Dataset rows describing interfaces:
= = =

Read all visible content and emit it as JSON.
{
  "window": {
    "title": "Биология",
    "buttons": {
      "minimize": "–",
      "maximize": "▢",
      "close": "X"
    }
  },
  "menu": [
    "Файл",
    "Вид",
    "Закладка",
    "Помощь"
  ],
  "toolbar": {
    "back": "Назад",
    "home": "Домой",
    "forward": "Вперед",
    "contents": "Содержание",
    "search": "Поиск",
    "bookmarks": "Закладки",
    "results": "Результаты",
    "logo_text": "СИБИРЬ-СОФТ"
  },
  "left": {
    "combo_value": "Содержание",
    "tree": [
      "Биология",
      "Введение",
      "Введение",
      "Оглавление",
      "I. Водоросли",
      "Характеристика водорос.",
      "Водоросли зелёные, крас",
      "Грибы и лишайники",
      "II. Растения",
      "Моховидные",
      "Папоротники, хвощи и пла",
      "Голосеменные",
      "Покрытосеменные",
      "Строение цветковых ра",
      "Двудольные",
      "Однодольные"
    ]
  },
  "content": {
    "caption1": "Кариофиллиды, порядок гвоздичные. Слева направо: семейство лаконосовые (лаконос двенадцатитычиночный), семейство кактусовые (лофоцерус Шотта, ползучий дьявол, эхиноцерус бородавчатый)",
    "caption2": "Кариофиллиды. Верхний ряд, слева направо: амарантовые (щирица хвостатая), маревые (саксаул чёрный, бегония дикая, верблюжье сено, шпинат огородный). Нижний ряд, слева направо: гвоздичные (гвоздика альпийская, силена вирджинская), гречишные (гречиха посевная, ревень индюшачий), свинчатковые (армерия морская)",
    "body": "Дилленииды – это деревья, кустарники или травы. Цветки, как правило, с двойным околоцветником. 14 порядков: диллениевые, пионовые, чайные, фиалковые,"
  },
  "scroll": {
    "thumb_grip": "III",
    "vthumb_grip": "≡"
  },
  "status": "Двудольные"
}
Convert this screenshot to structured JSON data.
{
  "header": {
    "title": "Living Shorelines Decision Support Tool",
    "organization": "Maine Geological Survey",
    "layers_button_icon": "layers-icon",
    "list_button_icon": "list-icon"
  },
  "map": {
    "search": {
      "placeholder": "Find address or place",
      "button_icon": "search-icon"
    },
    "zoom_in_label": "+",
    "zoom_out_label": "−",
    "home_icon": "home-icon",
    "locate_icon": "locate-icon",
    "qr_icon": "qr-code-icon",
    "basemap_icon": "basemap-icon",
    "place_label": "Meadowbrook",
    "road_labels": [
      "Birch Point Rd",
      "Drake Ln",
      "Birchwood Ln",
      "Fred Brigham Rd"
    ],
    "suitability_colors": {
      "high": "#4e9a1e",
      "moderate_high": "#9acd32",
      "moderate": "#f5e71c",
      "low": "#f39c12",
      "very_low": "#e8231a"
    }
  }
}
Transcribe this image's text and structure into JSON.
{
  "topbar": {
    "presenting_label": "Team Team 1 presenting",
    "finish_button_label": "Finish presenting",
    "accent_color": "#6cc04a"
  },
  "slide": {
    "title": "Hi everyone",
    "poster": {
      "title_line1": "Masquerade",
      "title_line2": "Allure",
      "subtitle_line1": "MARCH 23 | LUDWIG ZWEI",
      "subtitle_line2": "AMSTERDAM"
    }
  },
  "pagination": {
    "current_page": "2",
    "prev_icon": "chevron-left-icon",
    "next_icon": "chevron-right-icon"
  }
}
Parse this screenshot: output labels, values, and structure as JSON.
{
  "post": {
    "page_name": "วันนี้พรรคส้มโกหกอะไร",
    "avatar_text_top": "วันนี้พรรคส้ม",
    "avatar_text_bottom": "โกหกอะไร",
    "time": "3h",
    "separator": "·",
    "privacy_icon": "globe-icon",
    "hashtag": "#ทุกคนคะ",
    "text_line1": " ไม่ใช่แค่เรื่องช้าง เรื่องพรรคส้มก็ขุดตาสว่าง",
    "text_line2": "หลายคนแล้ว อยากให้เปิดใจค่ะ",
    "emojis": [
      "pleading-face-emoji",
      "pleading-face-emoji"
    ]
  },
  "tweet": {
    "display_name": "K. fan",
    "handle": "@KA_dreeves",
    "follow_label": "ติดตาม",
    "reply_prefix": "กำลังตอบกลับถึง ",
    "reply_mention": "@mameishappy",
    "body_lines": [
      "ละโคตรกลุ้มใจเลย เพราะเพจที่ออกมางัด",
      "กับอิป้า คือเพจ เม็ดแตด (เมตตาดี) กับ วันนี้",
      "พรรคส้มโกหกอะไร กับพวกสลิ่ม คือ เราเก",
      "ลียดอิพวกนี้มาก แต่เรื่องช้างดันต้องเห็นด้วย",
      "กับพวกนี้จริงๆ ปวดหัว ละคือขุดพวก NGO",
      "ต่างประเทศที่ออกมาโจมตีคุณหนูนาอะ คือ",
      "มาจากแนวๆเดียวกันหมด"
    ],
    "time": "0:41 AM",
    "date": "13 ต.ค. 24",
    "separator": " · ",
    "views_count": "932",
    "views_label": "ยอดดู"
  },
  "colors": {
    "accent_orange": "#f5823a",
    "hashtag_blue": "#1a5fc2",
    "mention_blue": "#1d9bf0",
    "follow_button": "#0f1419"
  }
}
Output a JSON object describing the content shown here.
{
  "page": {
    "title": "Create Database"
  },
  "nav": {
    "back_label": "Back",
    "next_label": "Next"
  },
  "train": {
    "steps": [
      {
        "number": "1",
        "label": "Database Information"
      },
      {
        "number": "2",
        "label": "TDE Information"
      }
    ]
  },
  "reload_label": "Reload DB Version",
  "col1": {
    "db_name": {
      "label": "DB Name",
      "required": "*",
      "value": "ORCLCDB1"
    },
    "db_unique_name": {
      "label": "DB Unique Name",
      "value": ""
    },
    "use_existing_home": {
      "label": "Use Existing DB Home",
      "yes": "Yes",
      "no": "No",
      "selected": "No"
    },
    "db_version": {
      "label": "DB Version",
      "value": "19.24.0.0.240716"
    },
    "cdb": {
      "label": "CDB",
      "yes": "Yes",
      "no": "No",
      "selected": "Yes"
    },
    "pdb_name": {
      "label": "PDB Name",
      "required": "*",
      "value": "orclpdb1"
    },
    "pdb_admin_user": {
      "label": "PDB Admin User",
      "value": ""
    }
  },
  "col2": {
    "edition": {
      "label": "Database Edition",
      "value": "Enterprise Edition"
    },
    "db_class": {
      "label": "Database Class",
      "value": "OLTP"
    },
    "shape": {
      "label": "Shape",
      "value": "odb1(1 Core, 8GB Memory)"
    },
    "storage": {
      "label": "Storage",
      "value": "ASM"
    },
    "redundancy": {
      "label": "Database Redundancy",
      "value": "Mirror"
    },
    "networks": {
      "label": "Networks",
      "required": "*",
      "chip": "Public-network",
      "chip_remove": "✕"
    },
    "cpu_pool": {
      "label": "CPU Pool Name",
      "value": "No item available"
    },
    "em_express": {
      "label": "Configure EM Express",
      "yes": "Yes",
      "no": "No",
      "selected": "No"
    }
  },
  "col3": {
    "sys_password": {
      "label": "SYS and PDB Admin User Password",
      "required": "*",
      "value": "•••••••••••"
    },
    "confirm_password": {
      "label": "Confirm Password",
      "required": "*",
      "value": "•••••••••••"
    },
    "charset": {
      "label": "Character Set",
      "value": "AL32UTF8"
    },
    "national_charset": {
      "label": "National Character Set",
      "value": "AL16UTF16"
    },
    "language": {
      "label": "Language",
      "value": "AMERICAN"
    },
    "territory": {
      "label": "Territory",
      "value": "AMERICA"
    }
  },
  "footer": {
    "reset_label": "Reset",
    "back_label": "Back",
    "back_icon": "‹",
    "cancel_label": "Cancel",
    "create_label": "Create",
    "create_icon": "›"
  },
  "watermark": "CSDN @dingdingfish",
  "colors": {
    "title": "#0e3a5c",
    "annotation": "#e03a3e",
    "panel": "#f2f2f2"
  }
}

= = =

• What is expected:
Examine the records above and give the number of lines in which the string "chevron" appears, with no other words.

• Expected answer:
2